WHAT NEEDS TO BE DONE | Search the records that follow and extract every line containing the string "Concrete".

(Stored records)
Content starts

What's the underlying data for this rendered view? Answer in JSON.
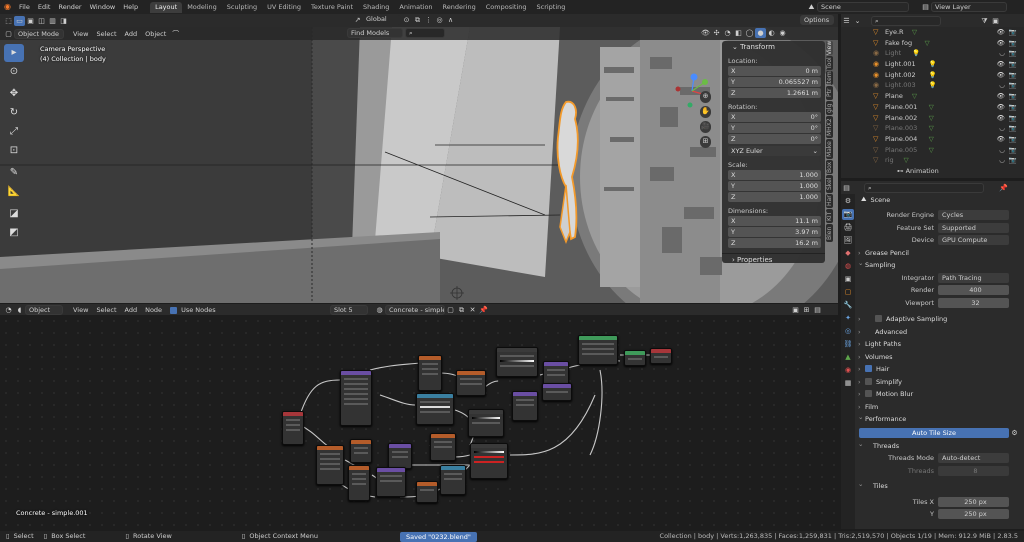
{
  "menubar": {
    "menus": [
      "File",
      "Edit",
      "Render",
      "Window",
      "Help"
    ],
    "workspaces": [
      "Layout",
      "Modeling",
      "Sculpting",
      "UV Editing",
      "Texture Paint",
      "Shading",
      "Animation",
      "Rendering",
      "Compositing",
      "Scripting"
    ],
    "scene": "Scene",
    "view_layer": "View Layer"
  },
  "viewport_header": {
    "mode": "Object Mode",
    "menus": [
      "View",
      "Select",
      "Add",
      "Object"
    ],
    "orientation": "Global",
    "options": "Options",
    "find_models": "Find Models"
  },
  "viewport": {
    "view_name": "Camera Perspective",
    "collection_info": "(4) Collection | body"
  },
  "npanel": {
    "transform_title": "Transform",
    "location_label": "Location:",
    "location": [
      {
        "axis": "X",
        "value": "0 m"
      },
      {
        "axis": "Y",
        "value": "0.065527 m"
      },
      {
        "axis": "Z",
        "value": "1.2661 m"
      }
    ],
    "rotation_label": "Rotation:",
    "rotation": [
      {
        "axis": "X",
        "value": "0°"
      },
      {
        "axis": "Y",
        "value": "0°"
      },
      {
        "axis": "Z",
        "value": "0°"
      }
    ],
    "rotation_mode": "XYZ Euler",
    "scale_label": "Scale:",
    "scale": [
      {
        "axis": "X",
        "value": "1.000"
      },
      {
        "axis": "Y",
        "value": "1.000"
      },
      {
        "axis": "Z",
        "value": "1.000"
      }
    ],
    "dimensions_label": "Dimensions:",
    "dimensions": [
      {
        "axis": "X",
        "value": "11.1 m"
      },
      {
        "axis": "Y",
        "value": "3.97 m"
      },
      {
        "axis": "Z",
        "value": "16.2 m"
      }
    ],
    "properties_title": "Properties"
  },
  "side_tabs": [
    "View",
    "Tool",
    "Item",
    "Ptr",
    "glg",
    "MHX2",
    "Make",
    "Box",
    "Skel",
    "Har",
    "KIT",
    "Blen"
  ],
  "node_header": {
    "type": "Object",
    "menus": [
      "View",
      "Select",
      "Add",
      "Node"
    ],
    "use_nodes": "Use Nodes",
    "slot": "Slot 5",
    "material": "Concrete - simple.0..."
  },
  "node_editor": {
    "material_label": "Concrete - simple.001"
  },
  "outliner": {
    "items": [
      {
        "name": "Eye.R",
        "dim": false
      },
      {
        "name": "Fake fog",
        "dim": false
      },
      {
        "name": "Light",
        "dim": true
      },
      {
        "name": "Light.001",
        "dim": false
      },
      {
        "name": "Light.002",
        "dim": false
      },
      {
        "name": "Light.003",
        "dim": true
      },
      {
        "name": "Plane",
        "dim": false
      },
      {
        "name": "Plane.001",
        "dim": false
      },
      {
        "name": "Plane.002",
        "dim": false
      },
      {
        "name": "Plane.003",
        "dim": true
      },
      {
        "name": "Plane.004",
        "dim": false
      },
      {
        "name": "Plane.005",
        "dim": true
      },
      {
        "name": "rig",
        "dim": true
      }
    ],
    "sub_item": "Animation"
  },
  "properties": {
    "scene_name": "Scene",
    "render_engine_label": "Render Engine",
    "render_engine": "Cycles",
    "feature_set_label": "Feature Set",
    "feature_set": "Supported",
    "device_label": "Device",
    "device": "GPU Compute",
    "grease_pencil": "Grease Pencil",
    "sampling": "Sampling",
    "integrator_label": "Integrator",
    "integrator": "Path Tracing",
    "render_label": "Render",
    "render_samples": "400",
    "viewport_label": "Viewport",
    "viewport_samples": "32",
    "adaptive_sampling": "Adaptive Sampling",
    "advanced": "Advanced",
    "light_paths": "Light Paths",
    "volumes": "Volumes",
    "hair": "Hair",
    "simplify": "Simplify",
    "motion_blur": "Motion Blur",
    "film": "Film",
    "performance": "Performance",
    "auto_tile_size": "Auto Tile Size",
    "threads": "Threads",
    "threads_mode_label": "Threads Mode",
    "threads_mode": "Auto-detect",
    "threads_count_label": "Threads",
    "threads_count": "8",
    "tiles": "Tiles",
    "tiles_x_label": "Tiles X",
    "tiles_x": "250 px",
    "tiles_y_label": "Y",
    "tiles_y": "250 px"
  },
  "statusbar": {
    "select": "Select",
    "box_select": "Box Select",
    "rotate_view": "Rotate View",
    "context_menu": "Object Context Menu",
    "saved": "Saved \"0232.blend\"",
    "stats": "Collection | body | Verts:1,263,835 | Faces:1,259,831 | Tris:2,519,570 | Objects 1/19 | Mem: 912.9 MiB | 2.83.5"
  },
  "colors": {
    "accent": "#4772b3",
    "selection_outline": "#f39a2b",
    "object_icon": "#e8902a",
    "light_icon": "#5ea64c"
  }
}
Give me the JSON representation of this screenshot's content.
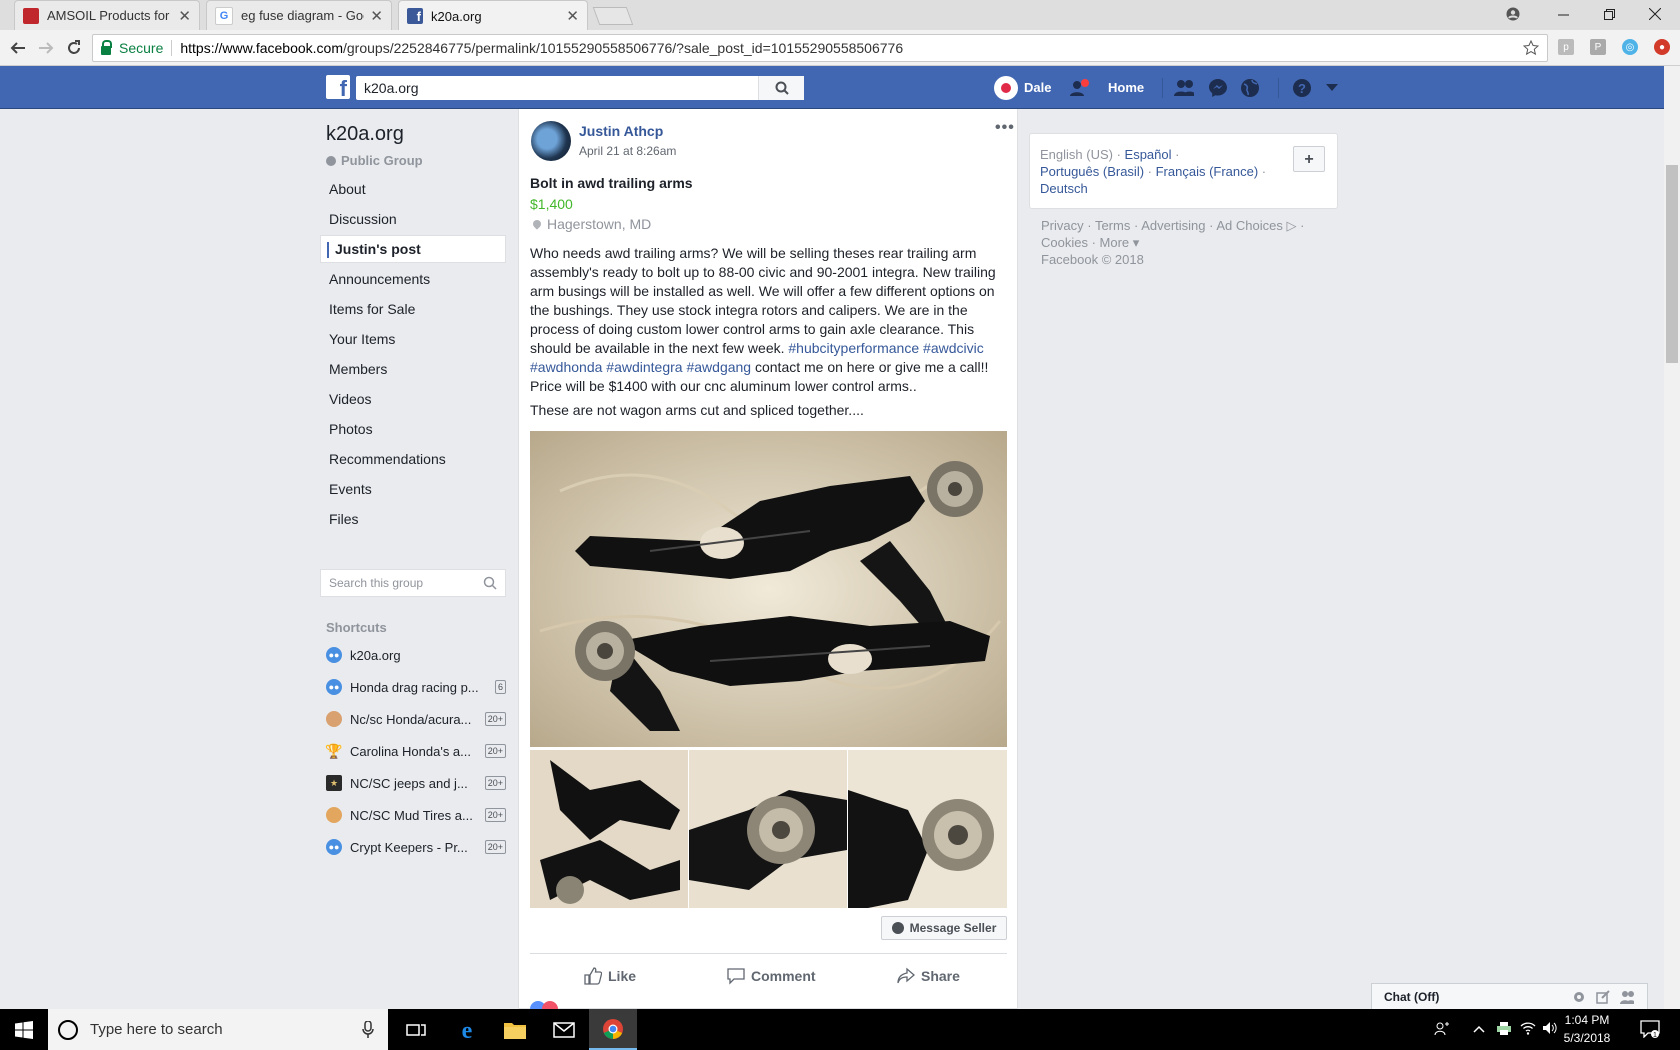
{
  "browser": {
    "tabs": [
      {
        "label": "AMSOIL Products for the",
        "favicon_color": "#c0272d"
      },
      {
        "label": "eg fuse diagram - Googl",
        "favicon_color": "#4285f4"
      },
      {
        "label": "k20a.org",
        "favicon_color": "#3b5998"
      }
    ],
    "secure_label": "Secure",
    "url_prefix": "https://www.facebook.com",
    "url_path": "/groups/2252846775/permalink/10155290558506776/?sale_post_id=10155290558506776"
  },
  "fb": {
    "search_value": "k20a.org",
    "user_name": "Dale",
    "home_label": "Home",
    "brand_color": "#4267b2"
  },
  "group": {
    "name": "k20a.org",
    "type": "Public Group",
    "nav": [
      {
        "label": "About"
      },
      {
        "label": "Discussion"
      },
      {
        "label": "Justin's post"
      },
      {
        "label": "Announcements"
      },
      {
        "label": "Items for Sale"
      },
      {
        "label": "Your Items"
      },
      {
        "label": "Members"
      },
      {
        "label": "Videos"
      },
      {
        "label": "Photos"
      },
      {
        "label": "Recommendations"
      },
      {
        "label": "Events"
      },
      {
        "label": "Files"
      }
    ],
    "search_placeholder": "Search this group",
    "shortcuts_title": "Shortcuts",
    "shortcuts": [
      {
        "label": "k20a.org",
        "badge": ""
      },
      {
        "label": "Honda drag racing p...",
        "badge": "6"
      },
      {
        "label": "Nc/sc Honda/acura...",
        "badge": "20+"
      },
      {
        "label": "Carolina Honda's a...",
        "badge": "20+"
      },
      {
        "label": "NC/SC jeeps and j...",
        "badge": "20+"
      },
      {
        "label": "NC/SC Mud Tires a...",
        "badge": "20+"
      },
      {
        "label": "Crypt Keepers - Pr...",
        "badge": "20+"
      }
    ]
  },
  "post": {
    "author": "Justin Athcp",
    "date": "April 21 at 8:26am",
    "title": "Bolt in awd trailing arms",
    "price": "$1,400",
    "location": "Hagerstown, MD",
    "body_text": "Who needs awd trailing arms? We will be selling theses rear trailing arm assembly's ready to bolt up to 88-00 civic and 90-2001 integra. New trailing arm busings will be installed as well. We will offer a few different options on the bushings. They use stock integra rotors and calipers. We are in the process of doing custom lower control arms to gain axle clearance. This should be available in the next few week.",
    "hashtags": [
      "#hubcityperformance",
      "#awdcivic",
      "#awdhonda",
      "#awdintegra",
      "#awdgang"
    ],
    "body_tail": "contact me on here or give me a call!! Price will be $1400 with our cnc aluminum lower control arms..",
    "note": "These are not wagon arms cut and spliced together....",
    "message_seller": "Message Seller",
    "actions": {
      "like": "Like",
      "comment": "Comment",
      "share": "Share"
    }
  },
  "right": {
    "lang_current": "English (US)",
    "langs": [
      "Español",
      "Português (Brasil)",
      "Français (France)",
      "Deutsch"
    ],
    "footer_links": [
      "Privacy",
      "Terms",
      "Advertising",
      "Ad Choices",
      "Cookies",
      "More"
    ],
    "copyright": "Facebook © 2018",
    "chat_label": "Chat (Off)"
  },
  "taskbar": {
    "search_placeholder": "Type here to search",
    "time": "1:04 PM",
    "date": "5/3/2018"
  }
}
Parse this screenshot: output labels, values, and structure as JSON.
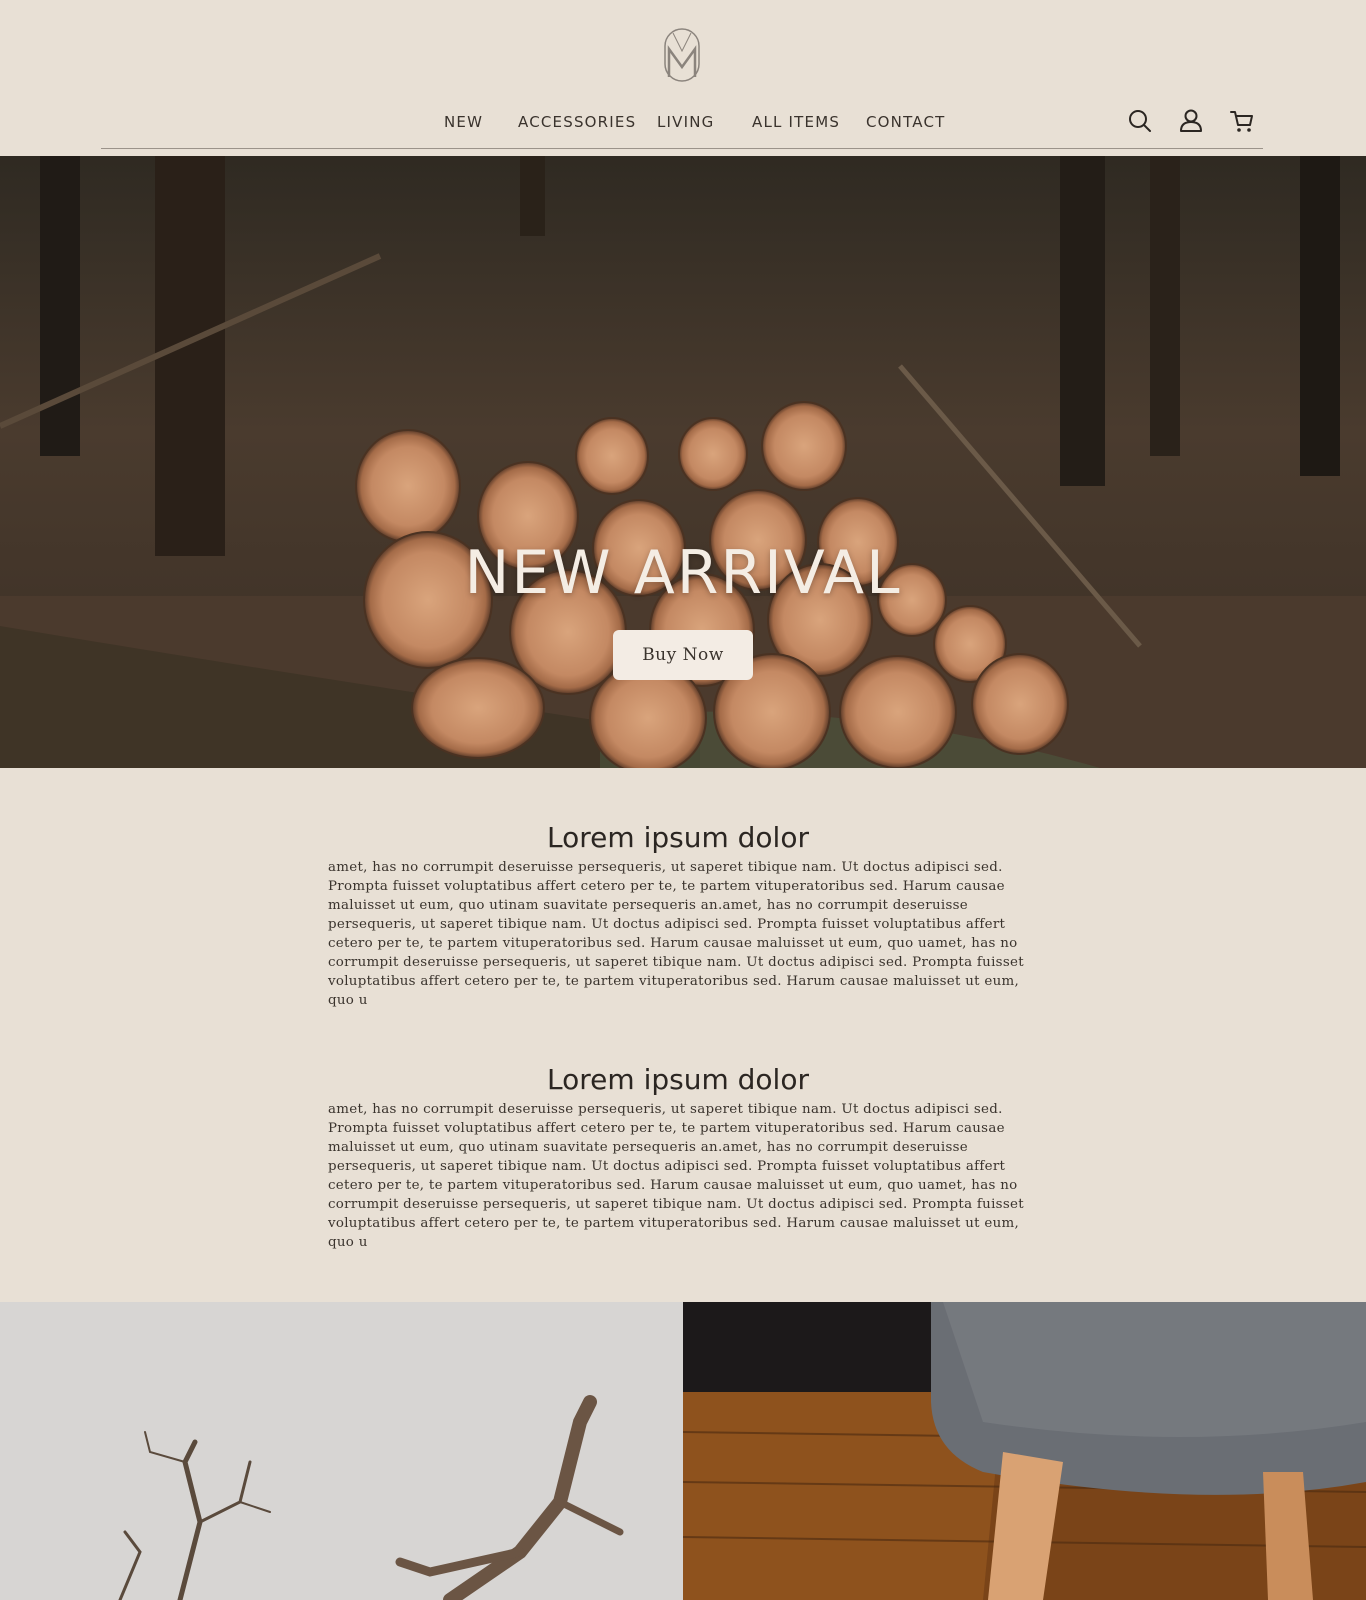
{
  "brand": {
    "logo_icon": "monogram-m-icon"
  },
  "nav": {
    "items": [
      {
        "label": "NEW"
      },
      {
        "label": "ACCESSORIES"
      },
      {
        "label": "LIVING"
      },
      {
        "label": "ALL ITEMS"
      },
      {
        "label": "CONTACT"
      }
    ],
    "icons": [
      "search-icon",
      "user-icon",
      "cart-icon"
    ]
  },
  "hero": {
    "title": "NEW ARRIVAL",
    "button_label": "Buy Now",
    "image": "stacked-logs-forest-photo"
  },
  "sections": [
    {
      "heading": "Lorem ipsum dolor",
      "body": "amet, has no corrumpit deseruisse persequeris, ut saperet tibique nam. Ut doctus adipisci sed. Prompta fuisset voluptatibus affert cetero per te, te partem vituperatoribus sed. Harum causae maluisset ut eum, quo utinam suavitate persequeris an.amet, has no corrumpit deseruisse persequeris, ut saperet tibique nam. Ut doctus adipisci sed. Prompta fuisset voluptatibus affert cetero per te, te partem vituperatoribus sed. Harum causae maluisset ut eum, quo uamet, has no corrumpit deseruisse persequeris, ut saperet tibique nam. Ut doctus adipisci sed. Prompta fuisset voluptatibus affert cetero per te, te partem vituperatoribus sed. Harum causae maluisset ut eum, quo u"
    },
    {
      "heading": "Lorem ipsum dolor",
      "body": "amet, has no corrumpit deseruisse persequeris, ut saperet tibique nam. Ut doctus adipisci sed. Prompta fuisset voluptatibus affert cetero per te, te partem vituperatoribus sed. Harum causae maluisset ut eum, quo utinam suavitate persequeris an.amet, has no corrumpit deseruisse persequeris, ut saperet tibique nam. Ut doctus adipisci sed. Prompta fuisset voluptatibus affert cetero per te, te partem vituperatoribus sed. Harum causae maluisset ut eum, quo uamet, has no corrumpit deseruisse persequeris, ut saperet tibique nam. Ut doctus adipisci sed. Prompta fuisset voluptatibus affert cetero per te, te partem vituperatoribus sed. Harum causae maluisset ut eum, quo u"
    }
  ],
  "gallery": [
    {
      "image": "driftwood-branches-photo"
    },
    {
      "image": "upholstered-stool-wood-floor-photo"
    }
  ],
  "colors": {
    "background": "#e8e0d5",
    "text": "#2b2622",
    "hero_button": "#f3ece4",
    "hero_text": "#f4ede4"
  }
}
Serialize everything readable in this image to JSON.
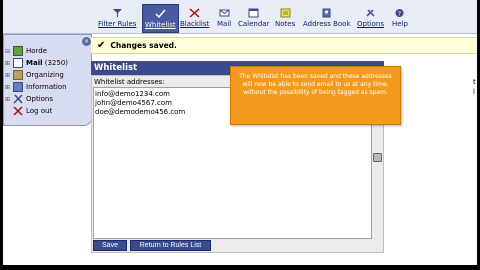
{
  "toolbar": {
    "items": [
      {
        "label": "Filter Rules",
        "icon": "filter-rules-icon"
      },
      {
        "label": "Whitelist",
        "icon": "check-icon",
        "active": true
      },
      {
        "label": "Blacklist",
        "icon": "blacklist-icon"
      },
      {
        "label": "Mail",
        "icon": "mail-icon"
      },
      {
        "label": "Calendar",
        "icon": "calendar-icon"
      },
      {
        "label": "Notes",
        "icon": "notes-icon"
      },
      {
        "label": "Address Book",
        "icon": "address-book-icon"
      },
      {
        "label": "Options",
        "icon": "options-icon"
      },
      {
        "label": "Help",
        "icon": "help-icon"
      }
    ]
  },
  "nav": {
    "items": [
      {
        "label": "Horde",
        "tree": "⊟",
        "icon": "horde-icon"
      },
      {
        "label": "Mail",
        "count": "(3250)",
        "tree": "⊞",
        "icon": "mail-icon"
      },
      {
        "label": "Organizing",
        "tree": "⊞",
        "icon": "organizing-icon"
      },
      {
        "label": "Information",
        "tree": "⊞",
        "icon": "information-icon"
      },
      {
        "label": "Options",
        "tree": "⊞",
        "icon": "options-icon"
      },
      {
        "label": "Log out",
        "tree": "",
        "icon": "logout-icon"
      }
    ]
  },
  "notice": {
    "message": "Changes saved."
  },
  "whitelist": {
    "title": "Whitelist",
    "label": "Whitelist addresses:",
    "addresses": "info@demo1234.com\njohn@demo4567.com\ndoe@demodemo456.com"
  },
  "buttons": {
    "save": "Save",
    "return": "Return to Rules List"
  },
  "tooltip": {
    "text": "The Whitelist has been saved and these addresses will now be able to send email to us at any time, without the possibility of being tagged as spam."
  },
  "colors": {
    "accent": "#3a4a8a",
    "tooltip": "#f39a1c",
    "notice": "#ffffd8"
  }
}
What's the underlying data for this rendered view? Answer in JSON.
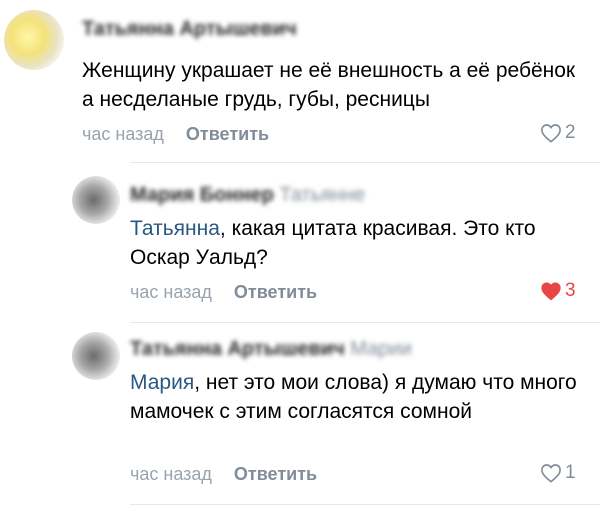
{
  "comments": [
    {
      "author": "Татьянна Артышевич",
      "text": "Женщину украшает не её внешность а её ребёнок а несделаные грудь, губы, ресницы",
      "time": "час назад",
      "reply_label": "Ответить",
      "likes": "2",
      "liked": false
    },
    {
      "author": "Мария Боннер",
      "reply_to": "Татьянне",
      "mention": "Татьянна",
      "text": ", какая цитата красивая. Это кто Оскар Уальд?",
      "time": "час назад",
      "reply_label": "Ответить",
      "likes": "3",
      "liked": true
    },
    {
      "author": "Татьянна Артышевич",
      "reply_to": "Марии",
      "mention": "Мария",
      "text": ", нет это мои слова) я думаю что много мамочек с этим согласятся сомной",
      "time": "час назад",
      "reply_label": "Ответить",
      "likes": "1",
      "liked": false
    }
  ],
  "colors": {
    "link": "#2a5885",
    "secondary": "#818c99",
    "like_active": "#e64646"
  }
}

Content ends

ANSWER BOX |
    "material": "Concrete - simple.0..."
    "material_label": "Concrete - simple.001"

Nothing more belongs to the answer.